Here are three tips on why and how business school faculty may benefit from learning about Ron Adner’s course contents, based on our recent interview.


  • Complementing established strategy frameworks and theories

Companies continuously improve their products and services, or launch new ones in an effort to differentiate themselves against rivals. This should make perfect sense to any business school student. However, some of the most promising product launches in recent history have struggled due to challenges in getting some of their ecosystem players – suppliers, complementors, distributors, retailers – to play along. Sony’s pioneering e-reader, which initially looked like a great strategic move but ultimately did not generate sufficient support from content providers, is a case in point.

In order to help our students to understand how companies can be successful in ecosystems, Ron believes that we as business school faculty need to expand what we teach in core courses related to strategy and general management. This is an especially urgent need due to the rise of new innovation ecosystems – such as mobile operating systems, autonomous driving, 3D printing, blockchain, aerial drones, and others – affecting many industries.


  • New ways to think about strategy, including the “Adoption chain risk” and the “Co-innovation risk”
    In his book and MBA course, Ron recommends managers to ask two key questions:
  • Who else needs to adopt my firm’s innovation so that the end customer can assess the full value proposition? (the “Adoption chain risk”)
  • Which other organizations need to innovate for my firm’s innovation to matter? (the “Co-innovation risk”)

With detailed case studies on car tires, digital cinemas, music players, electric cars and others, students learn how these risks appear in real life situations, and what to do about them. From mapping the ecosystem with “The Value Blueprint” to reexamining the first-mover advantage with co-innovators through the “First-mover Matrix”, students can apply each framework to any industry.
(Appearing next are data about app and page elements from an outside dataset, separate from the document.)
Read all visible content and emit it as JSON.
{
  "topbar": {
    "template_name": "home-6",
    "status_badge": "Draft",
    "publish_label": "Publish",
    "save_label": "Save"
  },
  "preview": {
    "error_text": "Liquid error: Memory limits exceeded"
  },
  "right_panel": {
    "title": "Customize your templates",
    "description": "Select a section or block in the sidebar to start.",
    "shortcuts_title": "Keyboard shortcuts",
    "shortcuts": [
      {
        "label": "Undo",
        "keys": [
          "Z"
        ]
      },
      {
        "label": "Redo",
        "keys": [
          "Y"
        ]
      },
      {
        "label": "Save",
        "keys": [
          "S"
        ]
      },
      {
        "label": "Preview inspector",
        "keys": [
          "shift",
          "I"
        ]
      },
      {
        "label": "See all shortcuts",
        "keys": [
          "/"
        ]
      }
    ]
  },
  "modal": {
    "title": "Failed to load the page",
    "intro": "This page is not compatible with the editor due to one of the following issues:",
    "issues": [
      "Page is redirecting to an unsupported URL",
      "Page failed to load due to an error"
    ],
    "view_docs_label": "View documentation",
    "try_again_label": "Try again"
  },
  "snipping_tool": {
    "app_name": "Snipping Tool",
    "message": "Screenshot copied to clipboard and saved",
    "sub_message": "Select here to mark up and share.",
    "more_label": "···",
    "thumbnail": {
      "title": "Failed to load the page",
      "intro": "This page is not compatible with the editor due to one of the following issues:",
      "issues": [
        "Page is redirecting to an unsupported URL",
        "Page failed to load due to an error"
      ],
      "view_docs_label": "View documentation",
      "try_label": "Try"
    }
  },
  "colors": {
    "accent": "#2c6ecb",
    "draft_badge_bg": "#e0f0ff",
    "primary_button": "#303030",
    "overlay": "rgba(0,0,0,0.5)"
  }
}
  • Linking the ecosystem topic with current business opportunities and challenges

Ron Adner uses chapters from his book as his teaching material in a variety of ways. For instance, he likes to ask his students to apply any of the frameworks from “The Wide Lens” book to a current business opportunity or a challenge facing any industry or any company.  In recent years, students have tended to pick topics related to the ecosystems forming around virtual reality, blockchain, and 3D printing. One of Ron’s favorites is when students apply the lessons from the chapter on electrics cars, plus an epilogue he recently published related to Better Place (after it declared bankruptcy) in order to figure out how Tesla today can avoid some of the pitfalls described in the book. Giving students the freedom to choose the most relevant current topics helps to keep the discussions fresh each year.

Ron also described some of the other ways in which he and faculty members elsewhere have used these materials for teaching. For example, a very innovative approach that could be called “Coupled case studies” involves having the students deep-dive into a comparison of the ecosystem strategies implemented by two companies or industries described in different chapters of the book. This type of exercise ensures that students can see the same set of facts through different frameworks.

Finally, Ron provided tips for faculty members considering adopting some of these materials for their own courses. Faculty looking for minor improvements to an existing strategy course may experiment with introducing one or two sessions related to innovation ecosystems. For a one session experiment, he recommends that students come to class prepared to apply a specific framework from any of the chapters of “The Wide Lens” in order to evaluate a current business opportunity or challenge, as described above with the Tesla example. For a two-session experiment, comparing and contrasting the ecosystem strategies of two companies or industries described in any two chapters of the book, preferably in the presence of a guest speaker with relevant industry / management experience would work very well.

For more information about Ron’s course and materials from his book, please see these links: